Steven put his boarding pass inside the book as a page marker and sipped his whiskey thoughtfully, the liquid stinging his tongue and throat. The cabin had settled down with the main lights dimmed and only the occasional reading light gleaming here and there. He closed his eyes.
The familiar scene in the Rue de Rivoli once more presented itself. The same women smiled and their skirts swirled. The parasols shaded the sun and the men laughed heartily on occasion. He moaned slightly, knowing what was coming, knowing he was dreaming. He tried to drag himself awake, but the power of the dream was stronger. The same players played out the same actions, leading to the familiar sight of the man face down in the street. But this time John McCann was standing beside the prone body from which the blood seeped away. He extended a hand in welcome.
“Steven, we have waited a long time for you. Welcome.”
Steven woke in fright, in the now darkened cabin, not knowing where he was or even who he was. His hands shook, his throat was dry and sweat flushed his face. Beside him Caterine stirred.
“You all right, darling?” She spoke without opening her eyes.
His voice was unrecognisable. “I’m fine, biche, go back to sleep. I’m going to the toilet, that’s all. Sorry to have disturbed you.”
She muttered something in French that he couldn’t understand and went back to sleep. Steven stumbled to the lavatory, and was sick.

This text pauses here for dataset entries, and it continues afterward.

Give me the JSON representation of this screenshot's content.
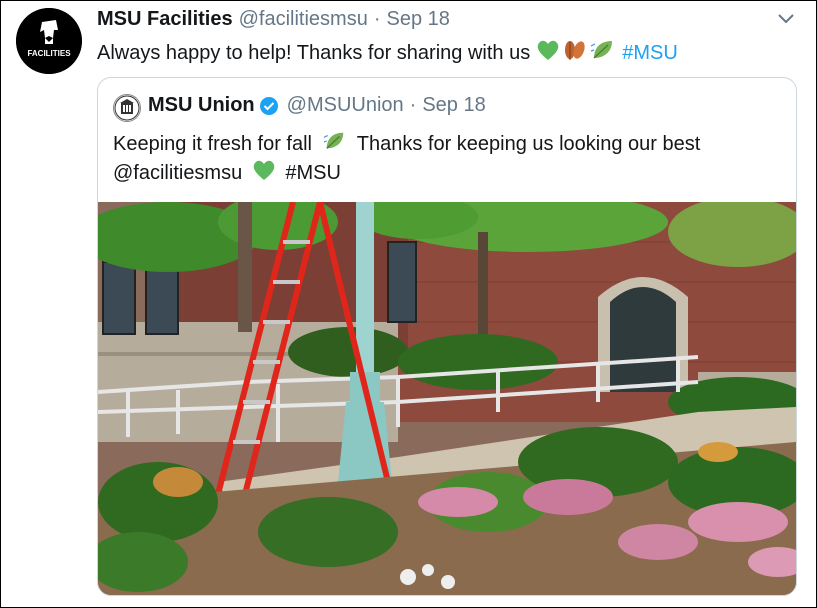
{
  "tweet": {
    "author_name": "MSU Facilities",
    "author_handle": "@facilitiesmsu",
    "separator": "·",
    "date": "Sep 18",
    "avatar_text": "FACILITIES",
    "text": "Always happy to help! Thanks for sharing with us",
    "hashtag": "#MSU",
    "emojis": [
      "green-heart",
      "fallen-leaves",
      "leaf-fluttering-in-wind"
    ]
  },
  "quoted_tweet": {
    "author_name": "MSU Union",
    "author_handle": "@MSUUnion",
    "separator": "·",
    "date": "Sep 18",
    "verified": true,
    "text_part1": "Keeping it fresh for fall",
    "text_part2": "Thanks for keeping us looking our best",
    "mention": "@facilitiesmsu",
    "hashtag": "#MSU",
    "photo_description_icon": "photo-image"
  },
  "colors": {
    "link": "#1da1f2",
    "secondary_text": "#657786",
    "border": "#ccd6dd",
    "verified": "#1da1f2",
    "green_heart": "#5cb85c"
  }
}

They had no problems in clearing Capetown airport, both with their rectangular green South African visas nestling in their passports, and walked out into a bright, sunny, but very cold day. Caterine shivered, blinked in the sunlight and searched for her sunglasses.
“It is midwinter down here,” Steven explained, rather unnecessarily, taking his glasses from his shirt pocket.
She made a strange little face at him. “Ah, the great detective speaks.”
He shrugged, and thought that he was acquiring the habit from her. They picked up their hire car after a walk of three or four hundred yards to the office, listened carefully to the instantly forgotten instructions, and took off for the City, Caterine with the map on her knees. It was not necessary, as Capetown was well signposted and easy to find. They passed the untidy sprawl of Langa on their right in silence and then the grim squalor of the shantytown on their left. All kinds of material had gone into the construction of these dwellings, if construction was a word that could ever be applied. Some had cement blocks, but most were of packing case wood, corrugated tin, and plastic sheeting. Caterine whispered ‘Mon Dieu’ under her breath. Steven said nothing. Smoke drifted in blue spirals from perhaps a hundred fires.
And then, breathtakingly, Capetown came into sight ahead of them, a sparkle of white buildings, with the sea brilliantly blue to the right and the bulk of the mountain on the left.
“It doesn’t look like a table,” she said, craning her neck to peer out of the left hand window.
“No, you’re right. We must be seeing it from the wrong angle.”
In the town, they quickly found their hotel, the Capetonian, just on the edge of the business district. Again, this was chosen on the basis of cost, as opposed to the better located and more glamorous establishments on the Waterfront. It was comfortable enough, and they quickly unpacked and drove to the Waterfront, a restored 19th Century docks area. They sat outside a Portuguese restaurant overlooking the Harbour, to have lunch, to the dismay of the waiter who was cold and thought them mad. He told them so.
“This is quite warm where I come from” Steven replied firmly if untruthfully, the sun pleasant on his face.
The young man, in his shirtsleeves was unconvinced. “Ah, but you’re both English. That’s why you’re mad.”
Caterine was highly indignant. “I am French, that’s why I am mad.”
Over their meal, Steven turned to her and said, “Look over your shoulder. Now it looks like a table.” And there it was, dark and brooding, staring down at them, Table Mountain.
“It is magnificent”, she breathed, her eyes shining. I suppose you want to climb it?”
“Oui, bien sŭr.”
Footsteps of the Father – Novel Serialisation – © Brian Matier
I inherited all of my fathers stories, tales, manuscripts and privately self-published manuscripts and have chosen to share them with my readership.
© Rory Matier 2019